Wednesday, February 27, 2013


So, today I finally broke down and bought Super Mario 3D Land, despite how much I dislike paying full MSRP for game software (especially $40 for a handheld game). I figured there must still be SOME reason to own a 3DS, because after getting one during the holiday season, I’m still looking for that reason. It’s been awhile since I’ve last played a proper Mario game, I think the last time I played one was Super Mario Galaxy on the Wii a few years back. But there was something I had forgotten about how Nintendo designs their Mario platformers: they’re simple and easy to get into. It was refreshing change of pace to play a game that wasn’t inundated in pop-up tutorials, or worse, a training session. Mario 3D Land is a reminder that games can still be simple, and still be fun to play.

Like many on the internet may say, gaming has become too complicated. Sure, we expect a lot of depth for the $60 we pay for a game, but some games are so off-putting in their first hour or so of gameplay, that it’s easy to just give up and move on to something else. I’m personally turned off if a game has me go through a training simulator, or some other tutorial that takes much longer to explain how the game works than necessary. Things weren’t always this way.

I grew up in a time where all you had to do is press the start button to get things going. Granted, game controllers had fewer buttons back in the late 80s and early 90s, but games made in that time never had to stop and explain on how you play the game for a good half-hour. Games like The Legend Of Zelda: A Link To The Past and Super Metroid made learning the ropes of the game a more seamless experience. Less a tutorial, the beginning acts of those two games eased gamers on how to make their way around the game. It wasn’t following on-screen prompts, or mimicking what the tutorial is dictating on how to execute a move, rather the game’s plot and story began from the start, and eased players into the gameplay before gradually increasing the difficulty of the game itself.

The original GoldenEye 007 (left) cut to the chase. GoldenEye 007 Reloaded (right) has to force a training mission on you before you can get into the game.
A great example of the “then and now” comparisons of gaming comes down to GoldenEye 007. If you sit Rare’s 1997 original against Eurocom’s 2010 remake of the game, there’s a larger difference than just visual quality, play control and plot adjustment. The original GoldenEye put you straight into the game after the title screen. The remake from Eurocom has players begin the game with a training tutorial on how to play the game, which lasts close to 10 minutes. If the original game was so easy to get into, why does the remake need a tutorial (and I’m talking about the 360 port of the Wii game, which should have been a brain-dead simple affair).

Another example demonstrates a longtime developer being clueless to its modern competition.
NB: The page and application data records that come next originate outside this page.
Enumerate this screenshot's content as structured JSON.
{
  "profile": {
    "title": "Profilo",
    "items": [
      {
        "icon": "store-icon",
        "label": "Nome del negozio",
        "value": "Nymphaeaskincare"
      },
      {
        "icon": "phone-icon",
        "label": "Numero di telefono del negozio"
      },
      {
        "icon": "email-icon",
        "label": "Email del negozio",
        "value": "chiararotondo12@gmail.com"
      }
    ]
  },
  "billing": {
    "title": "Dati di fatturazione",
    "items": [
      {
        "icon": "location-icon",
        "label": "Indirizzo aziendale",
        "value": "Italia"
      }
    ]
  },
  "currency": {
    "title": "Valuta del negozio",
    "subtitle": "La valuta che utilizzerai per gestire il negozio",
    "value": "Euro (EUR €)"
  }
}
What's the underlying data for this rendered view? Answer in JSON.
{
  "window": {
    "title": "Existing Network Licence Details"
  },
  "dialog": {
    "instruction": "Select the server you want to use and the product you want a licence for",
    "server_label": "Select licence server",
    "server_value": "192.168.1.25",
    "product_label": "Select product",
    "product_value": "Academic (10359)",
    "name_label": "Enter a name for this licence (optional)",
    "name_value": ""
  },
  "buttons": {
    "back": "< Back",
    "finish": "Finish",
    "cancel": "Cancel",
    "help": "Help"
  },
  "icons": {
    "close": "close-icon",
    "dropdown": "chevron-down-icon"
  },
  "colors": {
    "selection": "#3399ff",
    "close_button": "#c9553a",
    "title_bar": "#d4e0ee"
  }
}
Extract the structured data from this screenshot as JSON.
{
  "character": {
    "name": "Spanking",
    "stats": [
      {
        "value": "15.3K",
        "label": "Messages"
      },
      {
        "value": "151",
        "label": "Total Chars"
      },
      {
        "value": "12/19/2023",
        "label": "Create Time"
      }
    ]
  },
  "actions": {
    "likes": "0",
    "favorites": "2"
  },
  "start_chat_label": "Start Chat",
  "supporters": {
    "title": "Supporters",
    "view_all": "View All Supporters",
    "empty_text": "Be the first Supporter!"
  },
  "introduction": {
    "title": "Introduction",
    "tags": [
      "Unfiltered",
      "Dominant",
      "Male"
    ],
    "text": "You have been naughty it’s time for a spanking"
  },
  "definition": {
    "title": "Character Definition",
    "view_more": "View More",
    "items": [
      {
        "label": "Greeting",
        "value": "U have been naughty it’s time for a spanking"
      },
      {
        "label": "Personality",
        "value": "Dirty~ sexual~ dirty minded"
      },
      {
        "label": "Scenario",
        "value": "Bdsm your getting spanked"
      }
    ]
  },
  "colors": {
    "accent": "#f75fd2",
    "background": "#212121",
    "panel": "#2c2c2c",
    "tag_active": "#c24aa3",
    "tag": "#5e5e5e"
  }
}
Polyphony Digital was once considered (and still considered by some) one of the only developers to get racing simulation right on consoles. For four installments, the Gran Tursimo series was fairly untouchable by its competition, but was so completely rigid in its design, that you had to invest a good deal of time in its license tests before you could really get into the game. It’s something that fans of the series grew to accept over time. Then Microsoft and Turn 10 came out with Forza Motorsport in 2005, which proved to be the first real competition for Sony and Polyphony’s racing franchise. The difference between Microsoft and Sony’s racers is that Forza doesn’t bog players down with all the minute details if they don’t feel like it. Even after a two FM releases on the Xbox 360, Polyphony seemed ignorant to what that franchise had done over the years. The prospect of going through ANOTHER series of license tests seemed all the more unappealing when compared to Forza Motorsport’s instant action.

There are gamers like me who don’t have a lot of time to play games anymore. We may be lucky to have a couple of hours a week to play games, in between work and whatever else. So if a game wants to take 15-20 minutes of my time to teach me how to play it, I’m turned off by that prospect. I want to start from the word go, and slowly learn the ropes, rather than be forced to go through a tutorial. I doubt games will become simpler with the next generation of systems coming soon, but it would be nice if gameplay design would evolve to something simpler. At the very least, please kill off the training missions of first-person shooters. 

1 comment:

  1. I couldn't agree more. If it aint broke, don't fix it. And less is more most of the time. Adding things doesn't make a game better if you do it mindlessly.